(Component data from apps and pages)

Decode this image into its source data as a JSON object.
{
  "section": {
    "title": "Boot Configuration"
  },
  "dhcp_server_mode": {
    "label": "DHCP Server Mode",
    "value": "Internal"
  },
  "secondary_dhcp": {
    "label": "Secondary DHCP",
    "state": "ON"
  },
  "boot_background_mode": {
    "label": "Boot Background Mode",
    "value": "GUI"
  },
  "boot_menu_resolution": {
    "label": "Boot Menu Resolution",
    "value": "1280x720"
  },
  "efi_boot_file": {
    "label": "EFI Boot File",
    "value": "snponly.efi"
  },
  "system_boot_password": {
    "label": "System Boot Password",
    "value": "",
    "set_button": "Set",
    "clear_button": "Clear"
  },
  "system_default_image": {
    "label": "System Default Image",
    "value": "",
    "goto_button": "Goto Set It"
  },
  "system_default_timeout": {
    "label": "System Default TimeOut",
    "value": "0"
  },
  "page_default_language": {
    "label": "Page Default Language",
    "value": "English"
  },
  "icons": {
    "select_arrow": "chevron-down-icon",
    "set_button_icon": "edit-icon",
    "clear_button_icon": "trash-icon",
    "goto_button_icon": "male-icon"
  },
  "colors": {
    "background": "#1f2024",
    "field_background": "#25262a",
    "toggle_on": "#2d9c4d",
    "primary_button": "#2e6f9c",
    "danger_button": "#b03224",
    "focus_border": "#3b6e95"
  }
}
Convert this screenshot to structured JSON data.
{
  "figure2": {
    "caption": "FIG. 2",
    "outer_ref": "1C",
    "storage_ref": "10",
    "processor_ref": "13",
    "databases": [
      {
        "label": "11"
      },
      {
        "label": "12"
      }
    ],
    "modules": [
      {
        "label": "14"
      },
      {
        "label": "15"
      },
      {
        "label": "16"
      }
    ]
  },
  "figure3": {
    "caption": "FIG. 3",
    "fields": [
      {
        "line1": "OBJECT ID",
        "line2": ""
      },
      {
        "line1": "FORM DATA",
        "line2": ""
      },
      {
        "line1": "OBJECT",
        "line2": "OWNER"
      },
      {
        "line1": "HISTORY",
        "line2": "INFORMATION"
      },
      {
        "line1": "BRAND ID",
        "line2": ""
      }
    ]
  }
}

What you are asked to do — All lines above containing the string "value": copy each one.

Reply to the exercise —
    "value": "Internal"
    "value": "GUI"
    "value": "1280x720"
    "value": "snponly.efi"
    "value": "",
    "value": "",
    "value": "0"
    "value": "English"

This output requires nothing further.